Aretha Franklin's 'Every Move' Monitored by FBI, Declassified Files Reveal

Aretha Franklin was closely monitored by the FBI for many years, recently declassified records have revealed.

Journalist Jenn Dize shared details from the bureau's files on the "Queen of Soul" after requesting them under the Freedom of Information Act.

"Years ago, I FOIA'd @fbi files on Aretha Franklin. Today, I received the files," Dize wrote in a Twitter thread on Wednesday.

The files were incomplete, Dize said, but showed "repeated and disgusting suspicion of the famed Black singer, her work, and activists around her." Franklin died at her home in Detroit, Michigan, in August 2018. She was 76.

Dize posted screenshots of several documents, including one that she said showed Franklin's "every move is carefully documented" by the FBI.

She went on: "In this document, just now declassified, direct contact information and details of her Atlantic Records contract are discussed - presumably 'just in case.'" The page, dated August 26, 1971, has "confidential" and "secret" markings that have been crossed out.

A memorandum dated January 17, 1972, said the bureau had used a "suitable pretext" in order to determine who had received a phone call from a member of the Black Panther Party. The call was determined to have been made to Franklin, described in the document as a "noted Negro singer and entertainer."

Aretha Franklin performs on stage
Aretha Franklin performs on stage at the Park West Auditorium in Chicago on March 23, 1992. She died in 2018. Paul Natkin/Getty Images

A document from September 1976 states that a "West Coast communist newspaper" had carried a story in March that year, noting that Franklin performed at an event that raised $38,000 for the National United Committee to Free Angela Davis.

This document also alleged that Franklin was linked to "Black extremists" and groups.

A paper with the title "COMMUNIST INFILTRATION OF SOUTHERN CHRISTIAN LEADERSHIP CONFERENCE INTERNAL SECURITY" mentioned the conference's 10th anniversary convention, which was being held at Ebenezer Baptist Church in Atlanta, where Martin Luther King Jr. was assistant pastor.

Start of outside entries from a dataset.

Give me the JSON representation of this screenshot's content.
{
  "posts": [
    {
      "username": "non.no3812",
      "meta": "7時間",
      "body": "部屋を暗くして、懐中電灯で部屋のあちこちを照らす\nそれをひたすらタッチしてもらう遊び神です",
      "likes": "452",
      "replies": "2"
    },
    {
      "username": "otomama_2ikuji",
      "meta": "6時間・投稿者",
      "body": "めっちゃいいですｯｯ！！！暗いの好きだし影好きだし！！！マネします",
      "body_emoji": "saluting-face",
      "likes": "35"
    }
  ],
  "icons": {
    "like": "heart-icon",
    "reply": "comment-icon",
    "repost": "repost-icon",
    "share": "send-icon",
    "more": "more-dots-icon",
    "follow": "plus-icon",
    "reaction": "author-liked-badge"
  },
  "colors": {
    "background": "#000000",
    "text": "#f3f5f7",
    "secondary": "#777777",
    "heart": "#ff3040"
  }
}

It added that an Atlanta newspaper had published an article that said: "Sidney Poitier, popular actor, will be the featured speaker at the opening banquet... and Aretha Franklin, popular entertainer, will also appear at the banquet."

A document from 1968 mentioned a "confidential source" who had told the FBI that a Southern Christian Leadership Conference pastor had described the U.S. government as "involved in acts of genocide against the Vietnamese people."

The same source said another pastor—Franklin's father, Rev. C. L. Franklin—had spoken at a memorial for King in August 1968.

A 1968 document discussing funeral plans for King noted that the Atlanta Braves baseball team had offered Atlanta stadium for a "huge" memorial concert.

Franklin was among those set to perform, along with Sammy Davis Jr., Marlon Brando, Mahalia Jackson and the Supremes.

"Of this group, some have supported militant Black power concept and most have been in forefront of various civil rights movements," the FBI report said.

It added that some "felt the performance by these prominent entertainers would provide emotional spark which could ignite racial disturbance in this area." A source told the FBI that the Southern Christian Leadership Conference had contacted the Atlanta Braves and it had been decided the memorial concert would be canceled.

Dize tweeted that there were "frequent attempts" to connect Franklin and other notable Black figures to anything the FBI "deemed nefarious."

She pointed to a bureau document that followed up on a claim Franklin was connected to the Black Liberation Army.

The document cites a redacted source who advised that "to the best of his knowledge, Aretha Franklin has never been associated with the black radical movement."

The FBI concluded that "in view of the fact there is no evidence of involvement by Miss Franklin in BLA activities and in view of her fame as a singer, it is felt that it would not be in the best interests of the Bureau to attempt to interview her."

Newsweek has contacted the FBI and Franklin's former attorney for comment. Franklin's family could not be immediately reached for comment.